#### [TASK STATEMENT]
Going through the entries, how many lines include the string "output"? Answer only with the number.

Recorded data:

-- Opening Marker --

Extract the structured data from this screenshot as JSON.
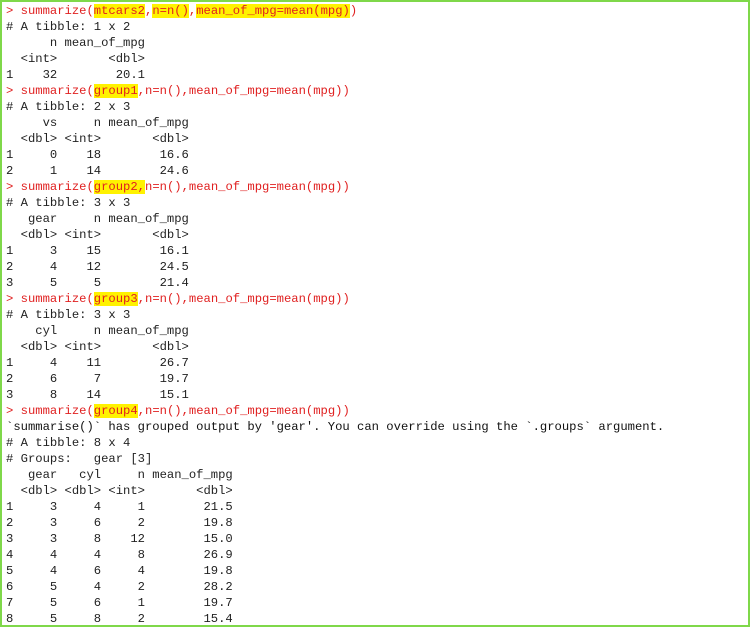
{
  "colors": {
    "command": "#e02020",
    "output": "#222222",
    "highlight": "#fff200",
    "frame": "#7fd84a"
  },
  "console": {
    "prompt": ">",
    "lines": [
      {
        "type": "cmd",
        "segments": [
          {
            "t": "summarize(",
            "hl": false
          },
          {
            "t": "mtcars2",
            "hl": true
          },
          {
            "t": ",",
            "hl": false
          },
          {
            "t": "n=n()",
            "hl": true
          },
          {
            "t": ",",
            "hl": false
          },
          {
            "t": "mean_of_mpg=mean(mpg)",
            "hl": true
          },
          {
            "t": ")",
            "hl": false
          }
        ]
      },
      {
        "type": "out",
        "text": "# A tibble: 1 x 2"
      },
      {
        "type": "out",
        "text": "      n mean_of_mpg"
      },
      {
        "type": "out",
        "text": "  <int>       <dbl>"
      },
      {
        "type": "out",
        "text": "1    32        20.1"
      },
      {
        "type": "cmd",
        "segments": [
          {
            "t": "summarize(",
            "hl": false
          },
          {
            "t": "group1",
            "hl": true
          },
          {
            "t": ",n=n(),mean_of_mpg=mean(mpg))",
            "hl": false
          }
        ]
      },
      {
        "type": "out",
        "text": "# A tibble: 2 x 3"
      },
      {
        "type": "out",
        "text": "     vs     n mean_of_mpg"
      },
      {
        "type": "out",
        "text": "  <dbl> <int>       <dbl>"
      },
      {
        "type": "out",
        "text": "1     0    18        16.6"
      },
      {
        "type": "out",
        "text": "2     1    14        24.6"
      },
      {
        "type": "cmd",
        "segments": [
          {
            "t": "summarize(",
            "hl": false
          },
          {
            "t": "group2,",
            "hl": true
          },
          {
            "t": "n=n(),mean_of_mpg=mean(mpg))",
            "hl": false
          }
        ]
      },
      {
        "type": "out",
        "text": "# A tibble: 3 x 3"
      },
      {
        "type": "out",
        "text": "   gear     n mean_of_mpg"
      },
      {
        "type": "out",
        "text": "  <dbl> <int>       <dbl>"
      },
      {
        "type": "out",
        "text": "1     3    15        16.1"
      },
      {
        "type": "out",
        "text": "2     4    12        24.5"
      },
      {
        "type": "out",
        "text": "3     5     5        21.4"
      },
      {
        "type": "cmd",
        "segments": [
          {
            "t": "summarize(",
            "hl": false
          },
          {
            "t": "group3",
            "hl": true
          },
          {
            "t": ",n=n(),mean_of_mpg=mean(mpg))",
            "hl": false
          }
        ]
      },
      {
        "type": "out",
        "text": "# A tibble: 3 x 3"
      },
      {
        "type": "out",
        "text": "    cyl     n mean_of_mpg"
      },
      {
        "type": "out",
        "text": "  <dbl> <int>       <dbl>"
      },
      {
        "type": "out",
        "text": "1     4    11        26.7"
      },
      {
        "type": "out",
        "text": "2     6     7        19.7"
      },
      {
        "type": "out",
        "text": "3     8    14        15.1"
      },
      {
        "type": "cmd",
        "segments": [
          {
            "t": "summarize(",
            "hl": false
          },
          {
            "t": "group4",
            "hl": true
          },
          {
            "t": ",n=n(),mean_of_mpg=mean(mpg))",
            "hl": false
          }
        ]
      },
      {
        "type": "msg",
        "text": "`summarise()` has grouped output by 'gear'. You can override using the `.groups` argument."
      },
      {
        "type": "out",
        "text": "# A tibble: 8 x 4"
      },
      {
        "type": "out",
        "text": "# Groups:   gear [3]"
      },
      {
        "type": "out",
        "text": "   gear   cyl     n mean_of_mpg"
      },
      {
        "type": "out",
        "text": "  <dbl> <dbl> <int>       <dbl>"
      },
      {
        "type": "out",
        "text": "1     3     4     1        21.5"
      },
      {
        "type": "out",
        "text": "2     3     6     2        19.8"
      },
      {
        "type": "out",
        "text": "3     3     8    12        15.0"
      },
      {
        "type": "out",
        "text": "4     4     4     8        26.9"
      },
      {
        "type": "out",
        "text": "5     4     6     4        19.8"
      },
      {
        "type": "out",
        "text": "6     5     4     2        28.2"
      },
      {
        "type": "out",
        "text": "7     5     6     1        19.7"
      },
      {
        "type": "out",
        "text": "8     5     8     2        15.4"
      }
    ]
  }
}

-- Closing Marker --

#### [SOLUTION]
2